* **Dataset rows for apps and sites**:
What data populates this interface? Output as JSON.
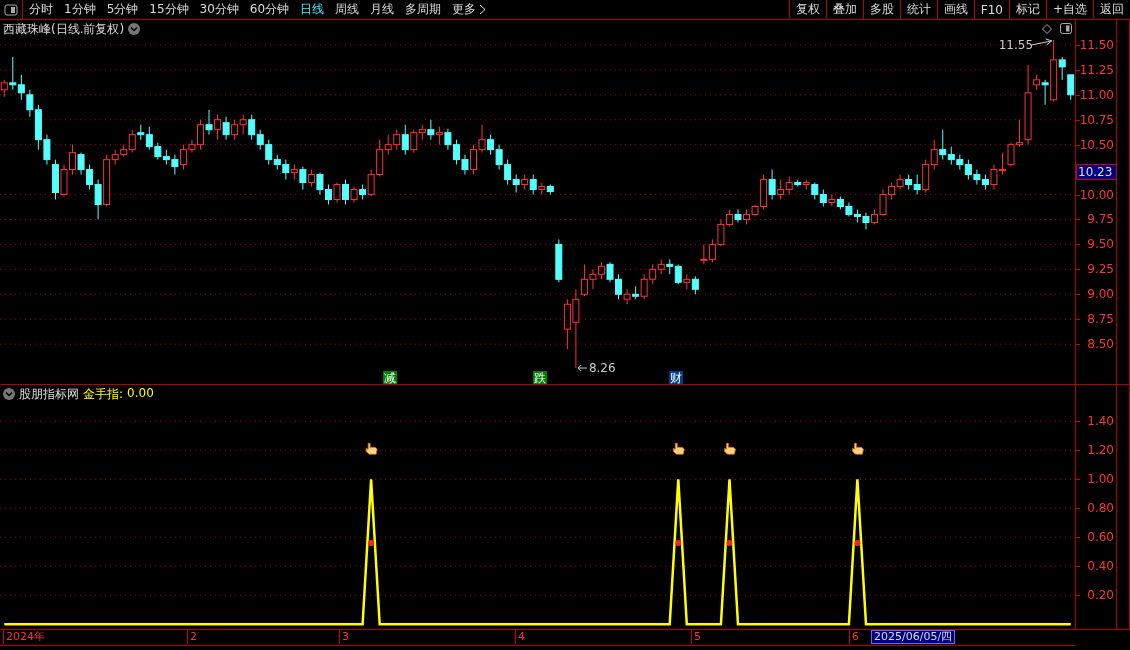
{
  "toolbar": {
    "periods": [
      {
        "label": "分时",
        "selected": false
      },
      {
        "label": "1分钟",
        "selected": false
      },
      {
        "label": "5分钟",
        "selected": false
      },
      {
        "label": "15分钟",
        "selected": false
      },
      {
        "label": "30分钟",
        "selected": false
      },
      {
        "label": "60分钟",
        "selected": false
      },
      {
        "label": "日线",
        "selected": true
      },
      {
        "label": "周线",
        "selected": false
      },
      {
        "label": "月线",
        "selected": false
      },
      {
        "label": "多周期",
        "selected": false
      },
      {
        "label": "更多",
        "selected": false,
        "kind": "more"
      }
    ],
    "buttons": [
      "复权",
      "叠加",
      "多股",
      "统计",
      "画线",
      "F10",
      "标记",
      "+自选",
      "返回"
    ]
  },
  "price_chart": {
    "title": "西藏珠峰(日线.前复权)",
    "high_label": "11.55",
    "low_label": "8.26",
    "current_price": "10.23",
    "events": [
      {
        "label": "减",
        "color": "#008000"
      },
      {
        "label": "跌",
        "color": "#008000"
      },
      {
        "label": "财",
        "color": "#003c8c"
      }
    ],
    "chart_data": {
      "type": "candlestick",
      "ylim": [
        8.09,
        11.75
      ],
      "grid": true,
      "categories": [
        null,
        null,
        null,
        null,
        null,
        null,
        null,
        null,
        null,
        null,
        null,
        null,
        null,
        null,
        null,
        null,
        null,
        null,
        null,
        null,
        null,
        null,
        null,
        null,
        null,
        null,
        null,
        null,
        null,
        null,
        null,
        null,
        null,
        null,
        null,
        null,
        null,
        null,
        null,
        null,
        null,
        null,
        null,
        null,
        null,
        null,
        null,
        null,
        null,
        null,
        null,
        null,
        null,
        null,
        null,
        null,
        null,
        null,
        null,
        null,
        null,
        null,
        null,
        null,
        null,
        null,
        null,
        null,
        null,
        null,
        null,
        null,
        null,
        null,
        null,
        null,
        null,
        null,
        null,
        null,
        null,
        null,
        null,
        null,
        null,
        null,
        null,
        null,
        null,
        null,
        null,
        null,
        null,
        null,
        null,
        null,
        null,
        null,
        null,
        null,
        null,
        null,
        null,
        null,
        null,
        null,
        null,
        null,
        null,
        null,
        null,
        null,
        null,
        null,
        null,
        null,
        null,
        null,
        null,
        null,
        null,
        null,
        null,
        null,
        null,
        null
      ],
      "ohlc": [
        [
          11.05,
          11.15,
          10.98,
          11.12
        ],
        [
          11.12,
          11.38,
          11.05,
          11.1
        ],
        [
          11.1,
          11.2,
          10.95,
          11.02
        ],
        [
          11.0,
          11.05,
          10.78,
          10.85
        ],
        [
          10.85,
          10.9,
          10.45,
          10.55
        ],
        [
          10.55,
          10.6,
          10.3,
          10.35
        ],
        [
          10.3,
          10.35,
          9.95,
          10.02
        ],
        [
          10.0,
          10.3,
          9.98,
          10.25
        ],
        [
          10.25,
          10.5,
          10.2,
          10.42
        ],
        [
          10.4,
          10.42,
          10.2,
          10.25
        ],
        [
          10.25,
          10.3,
          10.05,
          10.1
        ],
        [
          10.1,
          10.15,
          9.75,
          9.9
        ],
        [
          9.9,
          10.4,
          9.88,
          10.35
        ],
        [
          10.35,
          10.45,
          10.3,
          10.4
        ],
        [
          10.4,
          10.5,
          10.38,
          10.45
        ],
        [
          10.45,
          10.65,
          10.42,
          10.6
        ],
        [
          10.62,
          10.7,
          10.55,
          10.6
        ],
        [
          10.6,
          10.68,
          10.45,
          10.48
        ],
        [
          10.48,
          10.52,
          10.35,
          10.38
        ],
        [
          10.38,
          10.45,
          10.3,
          10.35
        ],
        [
          10.35,
          10.4,
          10.2,
          10.28
        ],
        [
          10.3,
          10.5,
          10.25,
          10.45
        ],
        [
          10.45,
          10.55,
          10.42,
          10.5
        ],
        [
          10.5,
          10.75,
          10.45,
          10.7
        ],
        [
          10.7,
          10.85,
          10.6,
          10.65
        ],
        [
          10.65,
          10.8,
          10.55,
          10.75
        ],
        [
          10.72,
          10.78,
          10.55,
          10.6
        ],
        [
          10.6,
          10.75,
          10.55,
          10.7
        ],
        [
          10.7,
          10.8,
          10.6,
          10.75
        ],
        [
          10.75,
          10.8,
          10.55,
          10.6
        ],
        [
          10.6,
          10.65,
          10.45,
          10.5
        ],
        [
          10.5,
          10.55,
          10.3,
          10.35
        ],
        [
          10.35,
          10.4,
          10.25,
          10.3
        ],
        [
          10.3,
          10.35,
          10.15,
          10.22
        ],
        [
          10.22,
          10.3,
          10.15,
          10.25
        ],
        [
          10.25,
          10.28,
          10.05,
          10.12
        ],
        [
          10.12,
          10.25,
          10.08,
          10.2
        ],
        [
          10.2,
          10.22,
          10.0,
          10.05
        ],
        [
          10.05,
          10.1,
          9.9,
          9.95
        ],
        [
          9.95,
          10.12,
          9.92,
          10.1
        ],
        [
          10.1,
          10.15,
          9.9,
          9.95
        ],
        [
          9.95,
          10.08,
          9.92,
          10.05
        ],
        [
          10.05,
          10.1,
          9.95,
          10.0
        ],
        [
          10.0,
          10.25,
          9.98,
          10.2
        ],
        [
          10.2,
          10.55,
          10.18,
          10.45
        ],
        [
          10.45,
          10.6,
          10.4,
          10.5
        ],
        [
          10.5,
          10.65,
          10.45,
          10.6
        ],
        [
          10.6,
          10.7,
          10.4,
          10.45
        ],
        [
          10.45,
          10.65,
          10.42,
          10.62
        ],
        [
          10.62,
          10.7,
          10.55,
          10.65
        ],
        [
          10.65,
          10.75,
          10.55,
          10.6
        ],
        [
          10.6,
          10.68,
          10.5,
          10.62
        ],
        [
          10.62,
          10.66,
          10.45,
          10.5
        ],
        [
          10.5,
          10.55,
          10.3,
          10.35
        ],
        [
          10.35,
          10.4,
          10.2,
          10.25
        ],
        [
          10.25,
          10.5,
          10.2,
          10.45
        ],
        [
          10.45,
          10.7,
          10.42,
          10.55
        ],
        [
          10.55,
          10.6,
          10.4,
          10.45
        ],
        [
          10.45,
          10.5,
          10.25,
          10.3
        ],
        [
          10.3,
          10.35,
          10.1,
          10.15
        ],
        [
          10.15,
          10.2,
          10.02,
          10.1
        ],
        [
          10.1,
          10.2,
          10.05,
          10.15
        ],
        [
          10.15,
          10.2,
          10.0,
          10.05
        ],
        [
          10.05,
          10.12,
          10.0,
          10.08
        ],
        [
          10.08,
          10.1,
          10.0,
          10.03
        ],
        [
          9.5,
          9.55,
          9.12,
          9.15
        ],
        [
          8.65,
          8.95,
          8.45,
          8.9
        ],
        [
          8.72,
          9.05,
          8.26,
          8.95
        ],
        [
          9.0,
          9.3,
          8.98,
          9.15
        ],
        [
          9.15,
          9.25,
          9.05,
          9.2
        ],
        [
          9.2,
          9.32,
          9.15,
          9.28
        ],
        [
          9.3,
          9.32,
          9.12,
          9.15
        ],
        [
          9.15,
          9.2,
          8.95,
          9.0
        ],
        [
          8.95,
          9.05,
          8.9,
          9.0
        ],
        [
          9.0,
          9.08,
          8.95,
          8.98
        ],
        [
          8.98,
          9.2,
          8.95,
          9.15
        ],
        [
          9.15,
          9.3,
          9.1,
          9.25
        ],
        [
          9.25,
          9.35,
          9.2,
          9.3
        ],
        [
          9.3,
          9.35,
          9.2,
          9.28
        ],
        [
          9.28,
          9.3,
          9.1,
          9.12
        ],
        [
          9.12,
          9.2,
          9.05,
          9.15
        ],
        [
          9.15,
          9.18,
          9.0,
          9.05
        ],
        [
          9.35,
          9.5,
          9.3,
          9.35
        ],
        [
          9.35,
          9.55,
          9.32,
          9.5
        ],
        [
          9.5,
          9.75,
          9.48,
          9.7
        ],
        [
          9.7,
          9.85,
          9.68,
          9.8
        ],
        [
          9.8,
          9.85,
          9.72,
          9.75
        ],
        [
          9.75,
          9.85,
          9.7,
          9.8
        ],
        [
          9.8,
          9.9,
          9.78,
          9.88
        ],
        [
          9.88,
          10.2,
          9.85,
          10.15
        ],
        [
          10.15,
          10.25,
          9.95,
          10.0
        ],
        [
          10.0,
          10.15,
          9.95,
          10.05
        ],
        [
          10.05,
          10.18,
          10.0,
          10.12
        ],
        [
          10.12,
          10.15,
          10.08,
          10.1
        ],
        [
          10.1,
          10.15,
          10.05,
          10.12
        ],
        [
          10.1,
          10.12,
          9.95,
          10.0
        ],
        [
          10.0,
          10.05,
          9.88,
          9.92
        ],
        [
          9.92,
          10.0,
          9.88,
          9.95
        ],
        [
          9.95,
          9.98,
          9.85,
          9.88
        ],
        [
          9.88,
          9.92,
          9.78,
          9.8
        ],
        [
          9.8,
          9.85,
          9.72,
          9.78
        ],
        [
          9.78,
          9.82,
          9.65,
          9.72
        ],
        [
          9.72,
          9.85,
          9.7,
          9.8
        ],
        [
          9.8,
          10.05,
          9.78,
          10.0
        ],
        [
          10.0,
          10.12,
          9.95,
          10.08
        ],
        [
          10.08,
          10.2,
          10.05,
          10.15
        ],
        [
          10.15,
          10.2,
          10.05,
          10.1
        ],
        [
          10.1,
          10.2,
          10.0,
          10.05
        ],
        [
          10.05,
          10.35,
          10.02,
          10.3
        ],
        [
          10.3,
          10.55,
          10.25,
          10.45
        ],
        [
          10.45,
          10.65,
          10.35,
          10.4
        ],
        [
          10.4,
          10.48,
          10.3,
          10.35
        ],
        [
          10.35,
          10.4,
          10.25,
          10.3
        ],
        [
          10.3,
          10.35,
          10.15,
          10.2
        ],
        [
          10.2,
          10.25,
          10.1,
          10.15
        ],
        [
          10.15,
          10.2,
          10.05,
          10.1
        ],
        [
          10.1,
          10.3,
          10.05,
          10.25
        ],
        [
          10.25,
          10.42,
          10.2,
          10.25
        ],
        [
          10.3,
          10.52,
          10.28,
          10.5
        ],
        [
          10.5,
          10.75,
          10.48,
          10.52
        ],
        [
          10.55,
          11.3,
          10.5,
          11.02
        ],
        [
          11.1,
          11.2,
          11.05,
          11.15
        ],
        [
          11.12,
          11.15,
          10.9,
          11.1
        ],
        [
          10.95,
          11.55,
          10.93,
          11.35
        ],
        [
          11.35,
          11.38,
          11.15,
          11.28
        ],
        [
          11.2,
          11.2,
          10.95,
          11.0
        ]
      ],
      "yticks": [
        {
          "value": 11.5,
          "label": "11.50"
        },
        {
          "value": 11.25,
          "label": "11.25"
        },
        {
          "value": 11,
          "label": "11.00"
        },
        {
          "value": 10.75,
          "label": "10.75"
        },
        {
          "value": 10.5,
          "label": "10.50"
        },
        {
          "value": 10,
          "label": "10.00"
        },
        {
          "value": 9.75,
          "label": "9.75"
        },
        {
          "value": 9.5,
          "label": "9.50"
        },
        {
          "value": 9.25,
          "label": "9.25"
        },
        {
          "value": 9,
          "label": "9.00"
        },
        {
          "value": 8.75,
          "label": "8.75"
        },
        {
          "value": 8.5,
          "label": "8.50"
        }
      ]
    }
  },
  "indicator": {
    "name": "股朋指标网",
    "reading": "0.00",
    "chart_data": {
      "type": "line",
      "grid": true,
      "categories": [
        null,
        null,
        null,
        null,
        null,
        null,
        null,
        null,
        null,
        null,
        null,
        null,
        null,
        null,
        null,
        null,
        null,
        null,
        null,
        null,
        null,
        null,
        null,
        null,
        null,
        null,
        null,
        null,
        null,
        null,
        null,
        null,
        null,
        null,
        null,
        null,
        null,
        null,
        null,
        null,
        null,
        null,
        null,
        null,
        null,
        null,
        null,
        null,
        null,
        null,
        null,
        null,
        null,
        null,
        null,
        null,
        null,
        null,
        null,
        null,
        null,
        null,
        null,
        null,
        null,
        null,
        null,
        null,
        null,
        null,
        null,
        null,
        null,
        null,
        null,
        null,
        null,
        null,
        null,
        null,
        null,
        null,
        null,
        null,
        null,
        null,
        null,
        null,
        null,
        null,
        null,
        null,
        null,
        null,
        null,
        null,
        null,
        null,
        null,
        null,
        null,
        null,
        null,
        null,
        null,
        null,
        null,
        null,
        null,
        null,
        null,
        null,
        null,
        null,
        null,
        null,
        null,
        null,
        null,
        null,
        null,
        null,
        null,
        null,
        null,
        null
      ],
      "series": [
        {
          "name": "金手指:",
          "color": "#ffff00",
          "values": [
            0,
            0,
            0,
            0,
            0,
            0,
            0,
            0,
            0,
            0,
            0,
            0,
            0,
            0,
            0,
            0,
            0,
            0,
            0,
            0,
            0,
            0,
            0,
            0,
            0,
            0,
            0,
            0,
            0,
            0,
            0,
            0,
            0,
            0,
            0,
            0,
            0,
            0,
            0,
            0,
            0,
            0,
            0,
            1,
            0,
            0,
            0,
            0,
            0,
            0,
            0,
            0,
            0,
            0,
            0,
            0,
            0,
            0,
            0,
            0,
            0,
            0,
            0,
            0,
            0,
            0,
            0,
            0,
            0,
            0,
            0,
            0,
            0,
            0,
            0,
            0,
            0,
            0,
            0,
            1,
            0,
            0,
            0,
            0,
            0,
            1,
            0,
            0,
            0,
            0,
            0,
            0,
            0,
            0,
            0,
            0,
            0,
            0,
            0,
            0,
            1,
            0,
            0,
            0,
            0,
            0,
            0,
            0,
            0,
            0,
            0,
            0,
            0,
            0,
            0,
            0,
            0,
            0,
            0,
            0,
            0,
            0,
            0,
            0,
            0,
            0
          ]
        }
      ],
      "ylim": [
        -0.04,
        1.65
      ],
      "yticks": [
        {
          "value": 1.4,
          "label": "1.40"
        },
        {
          "value": 1.2,
          "label": "1.20"
        },
        {
          "value": 1,
          "label": "1.00"
        },
        {
          "value": 0.8,
          "label": "0.80"
        },
        {
          "value": 0.6,
          "label": "0.60"
        },
        {
          "value": 0.4,
          "label": "0.40"
        },
        {
          "value": 0.2,
          "label": "0.20"
        }
      ]
    }
  },
  "time_axis": {
    "labels": [
      "2024年",
      "2",
      "3",
      "4",
      "5",
      "6"
    ],
    "cursor_date": "2025/06/05/四"
  }
}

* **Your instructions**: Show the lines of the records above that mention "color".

* **Solution to this exercise**:
        "color": "#008000"
        "color": "#008000"
        "color": "#003c8c"
          "color": "#ffff00",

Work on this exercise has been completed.